  • Unauthorized pharmacies that offer prescription drugs without a prescription
  • Those that target locations where they are not licensed
  • Products that contain ephedra
  • Products that contain human chorionic gonadotrophin for weight control or weight loss
  • Herbal or dietary supplements with dangerous ingredients
  • Products subjected to regulatory or government warning.
  • Products with names similar to controlled substances, unapproved supplements, or pharmaceutical products
  • HIV home tests, apart from ads in the Netherlands, the United States, and the United Kingdom
  • Abortion
  • Birth control
  • Addiction services
  • Health insurance

How the Policy Works 

Here is how the three-strike policy works:

  • Warning: when you violate any of the above policies for the first time, Google will issue a warning and no penalty beyond pulling the irrelevant ads down.
  • First strike: when you violate the same policy for which you received a warning within 90 days, Google will temporarily hold your advertiser’s account.

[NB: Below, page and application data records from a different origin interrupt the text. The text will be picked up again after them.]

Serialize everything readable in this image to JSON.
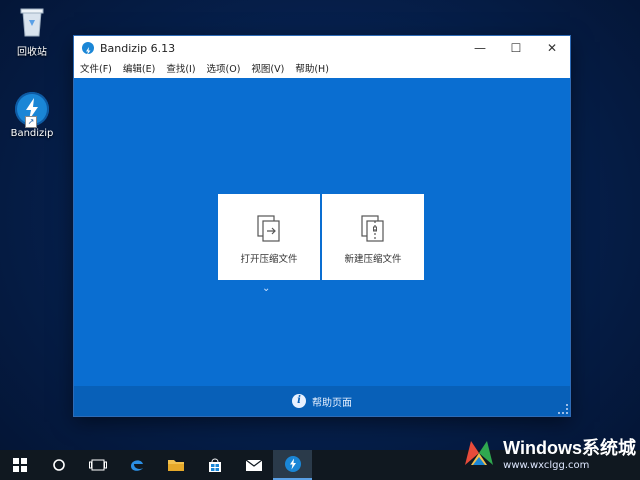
{
  "desktop": {
    "recycle_bin_label": "回收站",
    "bandizip_label": "Bandizip"
  },
  "window": {
    "title": "Bandizip 6.13",
    "minimize_glyph": "—",
    "maximize_glyph": "☐",
    "close_glyph": "✕",
    "menu": [
      "文件(F)",
      "编辑(E)",
      "查找(I)",
      "选项(O)",
      "视图(V)",
      "帮助(H)"
    ]
  },
  "main": {
    "open_archive_label": "打开压缩文件",
    "new_archive_label": "新建压缩文件",
    "expand_glyph": "⌄",
    "help_page_label": "帮助页面",
    "info_glyph": "i"
  },
  "taskbar": {
    "items": [
      "start-icon",
      "cortana-icon",
      "task-view-icon",
      "edge-icon",
      "file-explorer-icon",
      "store-icon",
      "mail-icon",
      "bandizip-icon"
    ]
  },
  "watermark": {
    "title": "Windows系统城",
    "url": "www.wxclgg.com"
  },
  "colors": {
    "client_blue": "#0a6ed1",
    "footer_blue": "#0860b8",
    "taskbar": "#101820"
  }
}
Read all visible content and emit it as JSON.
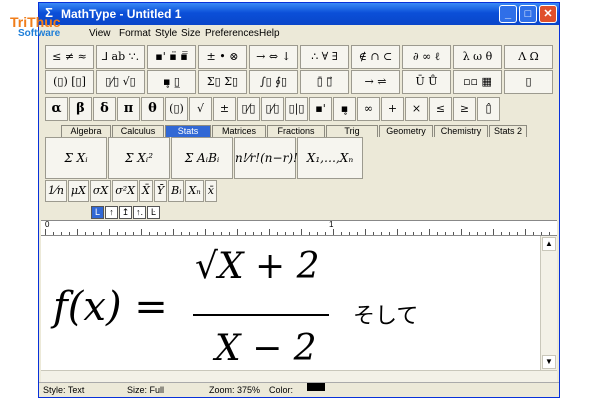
{
  "window": {
    "title": "MathType - Untitled 1",
    "min_glyph": "_",
    "max_glyph": "□",
    "close_glyph": "✕"
  },
  "logo": {
    "line1": "TriThuc",
    "line2": "Software"
  },
  "menu": [
    "View",
    "Format",
    "Style",
    "Size",
    "Preferences",
    "Help"
  ],
  "palette_row1": [
    "≤ ≠ ≈",
    "⅃ ab ∵.",
    "▪' ▪̈ ▪̿",
    "± • ⊗",
    "→ ⇔ ↓",
    "∴ ∀ ∃",
    "∉ ∩ ⊂",
    "∂ ∞ ℓ",
    "λ ω θ",
    "Λ Ω"
  ],
  "palette_row2": [
    "(▯) [▯]",
    "▯⁄▯ √▯",
    "▪̥ ▯̲",
    "Σ▯ Σ▯",
    "∫▯ ∮▯",
    "▯̄ ▯⃗",
    "→ ⇌",
    "Ū Ů",
    "▫▫ ▦",
    "▯"
  ],
  "symbols": [
    "α",
    "β",
    "δ",
    "π",
    "θ",
    "(▯)",
    "√",
    "±",
    "▯⁄▯",
    "▯⁄▯",
    "▯|▯",
    "▪'",
    "▪̥",
    "∞",
    "+",
    "×",
    "≤",
    "≥",
    "▯̂"
  ],
  "tabs": [
    {
      "label": "Algebra",
      "active": false
    },
    {
      "label": "Calculus",
      "active": false
    },
    {
      "label": "Stats",
      "active": true
    },
    {
      "label": "Matrices",
      "active": false
    },
    {
      "label": "Fractions",
      "active": false
    },
    {
      "label": "Trig",
      "active": false
    },
    {
      "label": "Geometry",
      "active": false
    },
    {
      "label": "Chemistry",
      "active": false
    },
    {
      "label": "Stats 2",
      "active": false
    }
  ],
  "templates": [
    "Σ Xᵢ",
    "Σ Xᵢ²",
    "Σ AᵢBᵢ",
    "n!⁄r!(n−r)!",
    "X₁,…,Xₙ"
  ],
  "small_templates": [
    "1⁄n",
    "μX",
    "σX",
    "σ²X",
    "X̄",
    "Ȳ",
    "Bᵢ",
    "Xₙ",
    "x̄"
  ],
  "tabstops": [
    "L",
    "↑",
    "↥",
    "↑.",
    "Ŀ"
  ],
  "ruler": {
    "start": "0",
    "mark": "1"
  },
  "equation": {
    "lhs": "f(x) =",
    "numerator": "√X + 2",
    "denominator": "X − 2",
    "suffix": "そして"
  },
  "status": {
    "style": "Style: Text",
    "size": "Size: Full",
    "zoom": "Zoom: 375%",
    "color": "Color:"
  }
}
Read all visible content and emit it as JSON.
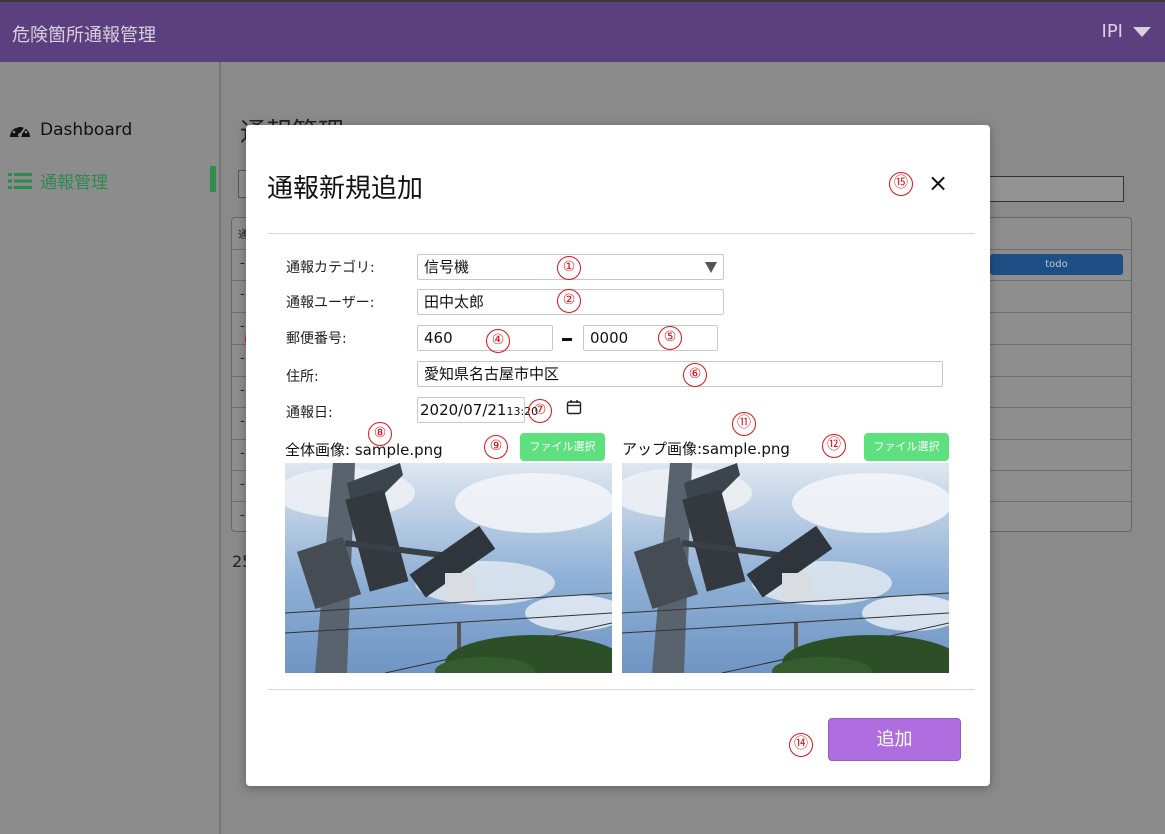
{
  "app": {
    "title": "危険箇所通報管理",
    "user": "IPI"
  },
  "sidebar": {
    "items": [
      {
        "label": "Dashboard"
      },
      {
        "label": "通報管理"
      }
    ]
  },
  "main": {
    "title": "通報管理",
    "table": {
      "header_fragment": "通",
      "row_placeholder": "-",
      "todo_label": "todo"
    },
    "footer_count": "25"
  },
  "modal": {
    "title": "通報新規追加",
    "close_glyph": "×",
    "fields": {
      "category": {
        "label": "通報カテゴリ:",
        "value": "信号機"
      },
      "user": {
        "label": "通報ユーザー:",
        "value": "田中太郎"
      },
      "zip": {
        "label": "郵便番号:",
        "first": "460",
        "second": "0000"
      },
      "address": {
        "label": "住所:",
        "value": "愛知県名古屋市中区"
      },
      "date": {
        "label": "通報日:",
        "date": "2020/07/21",
        "time": "13:20"
      }
    },
    "overall_image": {
      "label": "全体画像: sample.png",
      "button": "ファイル選択"
    },
    "closeup_image": {
      "label": "アップ画像:sample.png",
      "button": "ファイル選択"
    },
    "submit": "追加"
  },
  "markers": [
    "①",
    "②",
    "③",
    "④",
    "⑤",
    "⑥",
    "⑦",
    "⑧",
    "⑨",
    "⑩",
    "⑪",
    "⑫",
    "⑬",
    "⑭",
    "⑮"
  ],
  "colors": {
    "header": "#5c3f7e",
    "sidebar_active": "#2d8a4e",
    "file_button": "#5fe07f",
    "submit_button": "#b06de0",
    "marker": "#e0101a"
  }
}
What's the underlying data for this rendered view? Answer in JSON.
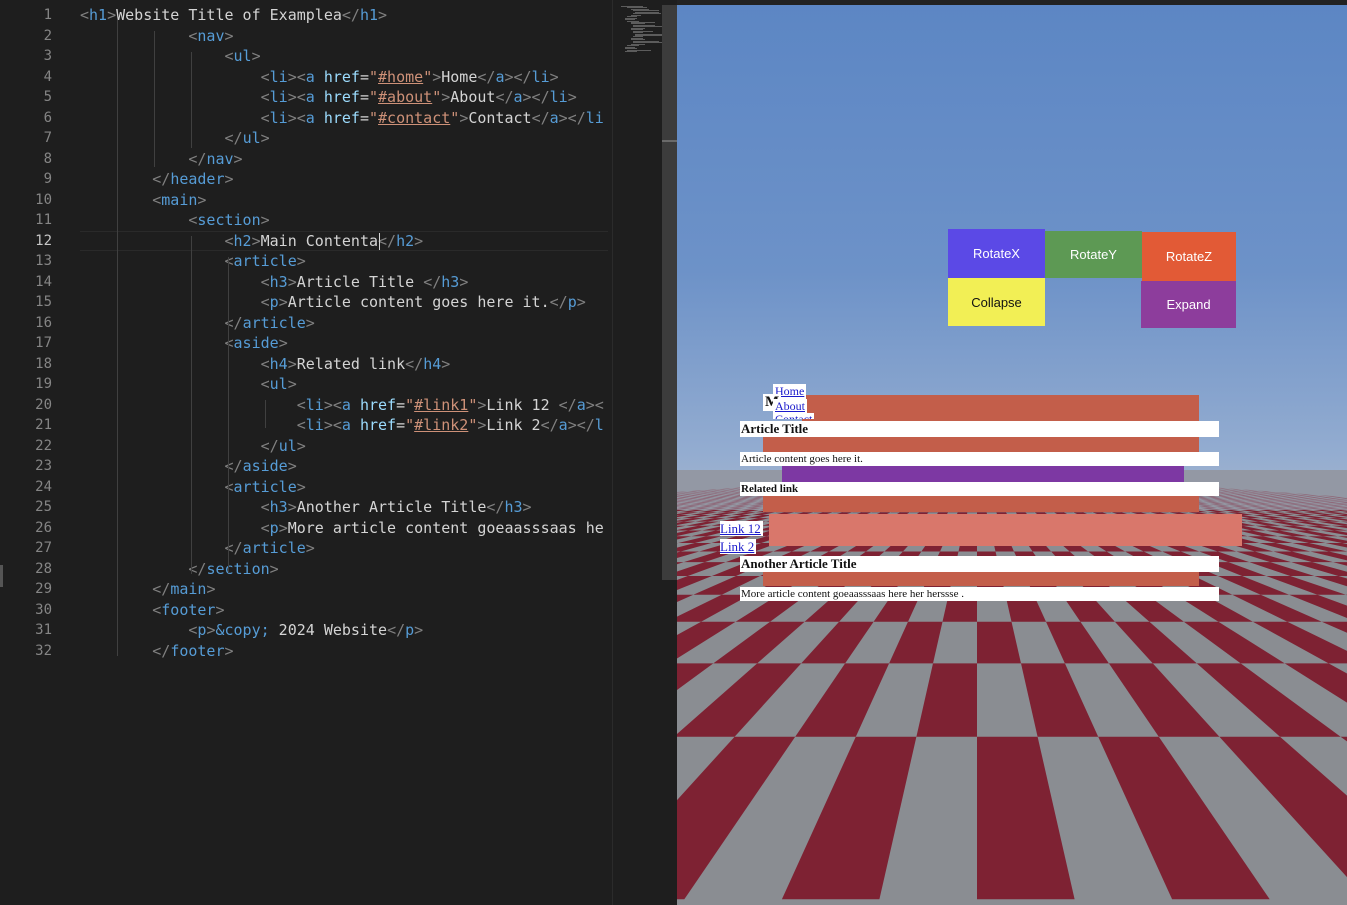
{
  "editor": {
    "line_numbers": [
      "1",
      "2",
      "3",
      "4",
      "5",
      "6",
      "7",
      "8",
      "9",
      "10",
      "11",
      "12",
      "13",
      "14",
      "15",
      "16",
      "17",
      "18",
      "19",
      "20",
      "21",
      "22",
      "23",
      "24",
      "25",
      "26",
      "27",
      "28",
      "29",
      "30",
      "31",
      "32"
    ],
    "active_line": "12",
    "lines": [
      [
        [
          "br",
          "<"
        ],
        [
          "tag",
          "h1"
        ],
        [
          "br",
          ">"
        ],
        [
          "txt",
          "Website Title of Examplea"
        ],
        [
          "br",
          "</"
        ],
        [
          "tag",
          "h1"
        ],
        [
          "br",
          ">"
        ]
      ],
      [
        [
          "txt",
          "            "
        ],
        [
          "br",
          "<"
        ],
        [
          "tag",
          "nav"
        ],
        [
          "br",
          ">"
        ]
      ],
      [
        [
          "txt",
          "                "
        ],
        [
          "br",
          "<"
        ],
        [
          "tag",
          "ul"
        ],
        [
          "br",
          ">"
        ]
      ],
      [
        [
          "txt",
          "                    "
        ],
        [
          "br",
          "<"
        ],
        [
          "tag",
          "li"
        ],
        [
          "br",
          "><"
        ],
        [
          "tag",
          "a"
        ],
        [
          "txt",
          " "
        ],
        [
          "attr",
          "href"
        ],
        [
          "txt",
          "="
        ],
        [
          "val",
          "\""
        ],
        [
          "link",
          "#home"
        ],
        [
          "val",
          "\""
        ],
        [
          "br",
          ">"
        ],
        [
          "txt",
          "Home"
        ],
        [
          "br",
          "</"
        ],
        [
          "tag",
          "a"
        ],
        [
          "br",
          "></"
        ],
        [
          "tag",
          "li"
        ],
        [
          "br",
          ">"
        ]
      ],
      [
        [
          "txt",
          "                    "
        ],
        [
          "br",
          "<"
        ],
        [
          "tag",
          "li"
        ],
        [
          "br",
          "><"
        ],
        [
          "tag",
          "a"
        ],
        [
          "txt",
          " "
        ],
        [
          "attr",
          "href"
        ],
        [
          "txt",
          "="
        ],
        [
          "val",
          "\""
        ],
        [
          "link",
          "#about"
        ],
        [
          "val",
          "\""
        ],
        [
          "br",
          ">"
        ],
        [
          "txt",
          "About"
        ],
        [
          "br",
          "</"
        ],
        [
          "tag",
          "a"
        ],
        [
          "br",
          "></"
        ],
        [
          "tag",
          "li"
        ],
        [
          "br",
          ">"
        ]
      ],
      [
        [
          "txt",
          "                    "
        ],
        [
          "br",
          "<"
        ],
        [
          "tag",
          "li"
        ],
        [
          "br",
          "><"
        ],
        [
          "tag",
          "a"
        ],
        [
          "txt",
          " "
        ],
        [
          "attr",
          "href"
        ],
        [
          "txt",
          "="
        ],
        [
          "val",
          "\""
        ],
        [
          "link",
          "#contact"
        ],
        [
          "val",
          "\""
        ],
        [
          "br",
          ">"
        ],
        [
          "txt",
          "Contact"
        ],
        [
          "br",
          "</"
        ],
        [
          "tag",
          "a"
        ],
        [
          "br",
          "></"
        ],
        [
          "tag",
          "li"
        ]
      ],
      [
        [
          "txt",
          "                "
        ],
        [
          "br",
          "</"
        ],
        [
          "tag",
          "ul"
        ],
        [
          "br",
          ">"
        ]
      ],
      [
        [
          "txt",
          "            "
        ],
        [
          "br",
          "</"
        ],
        [
          "tag",
          "nav"
        ],
        [
          "br",
          ">"
        ]
      ],
      [
        [
          "txt",
          "        "
        ],
        [
          "br",
          "</"
        ],
        [
          "tag",
          "header"
        ],
        [
          "br",
          ">"
        ]
      ],
      [
        [
          "txt",
          "        "
        ],
        [
          "br",
          "<"
        ],
        [
          "tag",
          "main"
        ],
        [
          "br",
          ">"
        ]
      ],
      [
        [
          "txt",
          "            "
        ],
        [
          "br",
          "<"
        ],
        [
          "tag",
          "section"
        ],
        [
          "br",
          ">"
        ]
      ],
      [
        [
          "txt",
          "                "
        ],
        [
          "br",
          "<"
        ],
        [
          "tag",
          "h2"
        ],
        [
          "br",
          ">"
        ],
        [
          "txt",
          "Main Contenta"
        ],
        [
          "br",
          "</"
        ],
        [
          "tag",
          "h2"
        ],
        [
          "br",
          ">"
        ]
      ],
      [
        [
          "txt",
          "                "
        ],
        [
          "br",
          "<"
        ],
        [
          "tag",
          "article"
        ],
        [
          "br",
          ">"
        ]
      ],
      [
        [
          "txt",
          "                    "
        ],
        [
          "br",
          "<"
        ],
        [
          "tag",
          "h3"
        ],
        [
          "br",
          ">"
        ],
        [
          "txt",
          "Article Title "
        ],
        [
          "br",
          "</"
        ],
        [
          "tag",
          "h3"
        ],
        [
          "br",
          ">"
        ]
      ],
      [
        [
          "txt",
          "                    "
        ],
        [
          "br",
          "<"
        ],
        [
          "tag",
          "p"
        ],
        [
          "br",
          ">"
        ],
        [
          "txt",
          "Article content goes here it."
        ],
        [
          "br",
          "</"
        ],
        [
          "tag",
          "p"
        ],
        [
          "br",
          ">"
        ]
      ],
      [
        [
          "txt",
          "                "
        ],
        [
          "br",
          "</"
        ],
        [
          "tag",
          "article"
        ],
        [
          "br",
          ">"
        ]
      ],
      [
        [
          "txt",
          "                "
        ],
        [
          "br",
          "<"
        ],
        [
          "tag",
          "aside"
        ],
        [
          "br",
          ">"
        ]
      ],
      [
        [
          "txt",
          "                    "
        ],
        [
          "br",
          "<"
        ],
        [
          "tag",
          "h4"
        ],
        [
          "br",
          ">"
        ],
        [
          "txt",
          "Related link"
        ],
        [
          "br",
          "</"
        ],
        [
          "tag",
          "h4"
        ],
        [
          "br",
          ">"
        ]
      ],
      [
        [
          "txt",
          "                    "
        ],
        [
          "br",
          "<"
        ],
        [
          "tag",
          "ul"
        ],
        [
          "br",
          ">"
        ]
      ],
      [
        [
          "txt",
          "                        "
        ],
        [
          "br",
          "<"
        ],
        [
          "tag",
          "li"
        ],
        [
          "br",
          "><"
        ],
        [
          "tag",
          "a"
        ],
        [
          "txt",
          " "
        ],
        [
          "attr",
          "href"
        ],
        [
          "txt",
          "="
        ],
        [
          "val",
          "\""
        ],
        [
          "link",
          "#link1"
        ],
        [
          "val",
          "\""
        ],
        [
          "br",
          ">"
        ],
        [
          "txt",
          "Link 12 "
        ],
        [
          "br",
          "</"
        ],
        [
          "tag",
          "a"
        ],
        [
          "br",
          "><"
        ]
      ],
      [
        [
          "txt",
          "                        "
        ],
        [
          "br",
          "<"
        ],
        [
          "tag",
          "li"
        ],
        [
          "br",
          "><"
        ],
        [
          "tag",
          "a"
        ],
        [
          "txt",
          " "
        ],
        [
          "attr",
          "href"
        ],
        [
          "txt",
          "="
        ],
        [
          "val",
          "\""
        ],
        [
          "link",
          "#link2"
        ],
        [
          "val",
          "\""
        ],
        [
          "br",
          ">"
        ],
        [
          "txt",
          "Link 2"
        ],
        [
          "br",
          "</"
        ],
        [
          "tag",
          "a"
        ],
        [
          "br",
          "></"
        ],
        [
          "tag",
          "l"
        ]
      ],
      [
        [
          "txt",
          "                    "
        ],
        [
          "br",
          "</"
        ],
        [
          "tag",
          "ul"
        ],
        [
          "br",
          ">"
        ]
      ],
      [
        [
          "txt",
          "                "
        ],
        [
          "br",
          "</"
        ],
        [
          "tag",
          "aside"
        ],
        [
          "br",
          ">"
        ]
      ],
      [
        [
          "txt",
          "                "
        ],
        [
          "br",
          "<"
        ],
        [
          "tag",
          "article"
        ],
        [
          "br",
          ">"
        ]
      ],
      [
        [
          "txt",
          "                    "
        ],
        [
          "br",
          "<"
        ],
        [
          "tag",
          "h3"
        ],
        [
          "br",
          ">"
        ],
        [
          "txt",
          "Another Article Title"
        ],
        [
          "br",
          "</"
        ],
        [
          "tag",
          "h3"
        ],
        [
          "br",
          ">"
        ]
      ],
      [
        [
          "txt",
          "                    "
        ],
        [
          "br",
          "<"
        ],
        [
          "tag",
          "p"
        ],
        [
          "br",
          ">"
        ],
        [
          "txt",
          "More article content goeaasssaas he"
        ]
      ],
      [
        [
          "txt",
          "                "
        ],
        [
          "br",
          "</"
        ],
        [
          "tag",
          "article"
        ],
        [
          "br",
          ">"
        ]
      ],
      [
        [
          "txt",
          "            "
        ],
        [
          "br",
          "</"
        ],
        [
          "tag",
          "section"
        ],
        [
          "br",
          ">"
        ]
      ],
      [
        [
          "txt",
          "        "
        ],
        [
          "br",
          "</"
        ],
        [
          "tag",
          "main"
        ],
        [
          "br",
          ">"
        ]
      ],
      [
        [
          "txt",
          "        "
        ],
        [
          "br",
          "<"
        ],
        [
          "tag",
          "footer"
        ],
        [
          "br",
          ">"
        ]
      ],
      [
        [
          "txt",
          "            "
        ],
        [
          "br",
          "<"
        ],
        [
          "tag",
          "p"
        ],
        [
          "br",
          ">"
        ],
        [
          "ent",
          "&copy;"
        ],
        [
          "txt",
          " 2024 Website"
        ],
        [
          "br",
          "</"
        ],
        [
          "tag",
          "p"
        ],
        [
          "br",
          ">"
        ]
      ],
      [
        [
          "txt",
          "        "
        ],
        [
          "br",
          "</"
        ],
        [
          "tag",
          "footer"
        ],
        [
          "br",
          ">"
        ]
      ]
    ]
  },
  "viewport": {
    "buttons": {
      "rotate_x": "RotateX",
      "rotate_y": "RotateY",
      "rotate_z": "RotateZ",
      "collapse": "Collapse",
      "expand": "Expand"
    },
    "button_colors": {
      "rotate_x": "#5b49e6",
      "rotate_y": "#5d9954",
      "rotate_z": "#e25a36",
      "collapse": "#f2ef55",
      "expand": "#8d3d9c"
    },
    "sky_color": "#5c86c4",
    "floor_colors": [
      "#7e2233",
      "#8d8f92"
    ],
    "layer_colors": [
      "#c35e4a",
      "#7d38a3",
      "#d9776b"
    ],
    "render": {
      "nav_links": [
        "Home",
        "About",
        "Contact"
      ],
      "partial_heading": "M",
      "article_title": "Article Title",
      "article_text": "Article content goes here it.",
      "related_title": "Related link",
      "links": [
        "Link 12",
        "Link 2"
      ],
      "another_title": "Another Article Title",
      "more_text": "More article content goeaasssaas here her herssse ."
    }
  }
}
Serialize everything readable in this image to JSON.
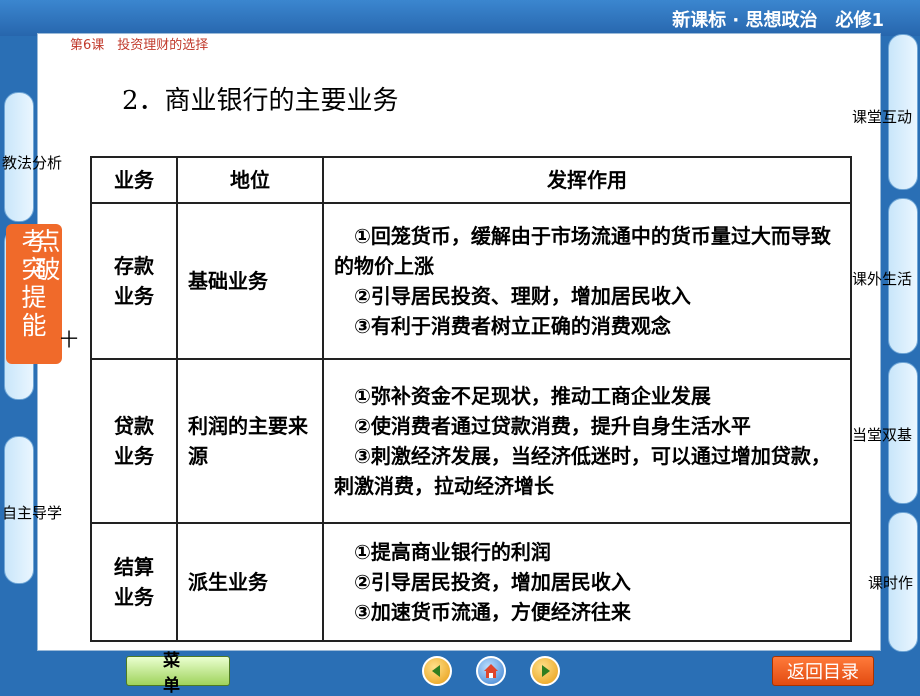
{
  "header": {
    "brand": "新课标 · 思想政治　必修1",
    "course": "第6课　投资理财的选择"
  },
  "section_title": "2．商业银行的主要业务",
  "table": {
    "headers": [
      "业务",
      "地位",
      "发挥作用"
    ],
    "rows": [
      {
        "business": [
          "存款",
          "业务"
        ],
        "position": "基础业务",
        "effects": [
          "①回笼货币，缓解由于市场流通中的货币量过大而导致的物价上涨",
          "②引导居民投资、理财，增加居民收入",
          "③有利于消费者树立正确的消费观念"
        ]
      },
      {
        "business": [
          "贷款",
          "业务"
        ],
        "position": "利润的主要来源",
        "effects": [
          "①弥补资金不足现状，推动工商企业发展",
          "②使消费者通过贷款消费，提升自身生活水平",
          "③刺激经济发展，当经济低迷时，可以通过增加贷款，刺激消费，拉动经济增长"
        ]
      },
      {
        "business": [
          "结算",
          "业务"
        ],
        "position": "派生业务",
        "effects": [
          "①提高商业银行的利润",
          "②引导居民投资，增加居民收入",
          "③加速货币流通，方便经济往来"
        ]
      }
    ]
  },
  "left_nav": {
    "jiaofa": "教法分析",
    "kaodian": [
      "考",
      "点",
      "突",
      "破",
      "提",
      "能"
    ],
    "plus": "十",
    "zizhu": "自主导学"
  },
  "right_nav": {
    "ketang": "课堂互动",
    "kewai": "课外生活",
    "dangtang": "当堂双基",
    "keshi": "课时作"
  },
  "bottom": {
    "menu": "菜单",
    "back": "返回目录"
  }
}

This will be for three days, and you will not be able to run any ads on that account for that period.
  • Second strike: when you violate the same policy for which you received a warning and first strike for the third time, you will get a second strike. The system will place your account on hold, but this time it will be for seven days. You will not be able to run ads, and this will serve as the final notice for your account before a suspension.
  • Third strike: this will happen if you violate the same policy for which you received a warning and a first and second strike. Instead of further warnings, your account will be suspended for repeat violations.

Each time you receive a warning or strike, you will receive an email notifying you of the same. Google expects you to correct the violation and submit an acknowledgment form to continue running your ads. The strikes expire after 90 days if you don’t take any action. However, Google has created systems to prevent advertisers from dodging the policies.

For example, creating new accounts to bypass a suspension may not be as easy as you think. Phishing or misrepresenting the disapproved products to intentionally mislead users are also violations Google will not condone. The company is also on its way to expanding the three-strikes program after the initial pilot to include more policy types.

How to Prepare for The Three-Strike Ad Policy

While Google is doing all it can to minimize incorrectly flagged ads, you also need to take steps to protect yourself. Before the policy takes effect, ensure you:

  • Take this time to review your account for any outstanding disapproval. You may find that you need to appeal or apply some changes to your ads to prevent your account from being flagged come September.
  • Check your website and account for any potentially unlawful content. Change or remove any images or wording that could pose a risk to your account. With the new policy, it could be effortless to get incorrect disapproval.
  • Roll out your ads before September if possible. This gives you enough time to rectify any advertisements that may attract a warning.
  • Set up other advertising channels and don’t rely on one marketing channel
  • Don’t create another account as a backup if your primary one gets suspended.

Most importantly, you must get expert help or opinion for anything you don’t understand.  If you would like more insights on how to stay safe on Google and other platforms, keep checking out our blog for more news and information. You may also contact one of our experts with all your queries and concerns about your business IT needs.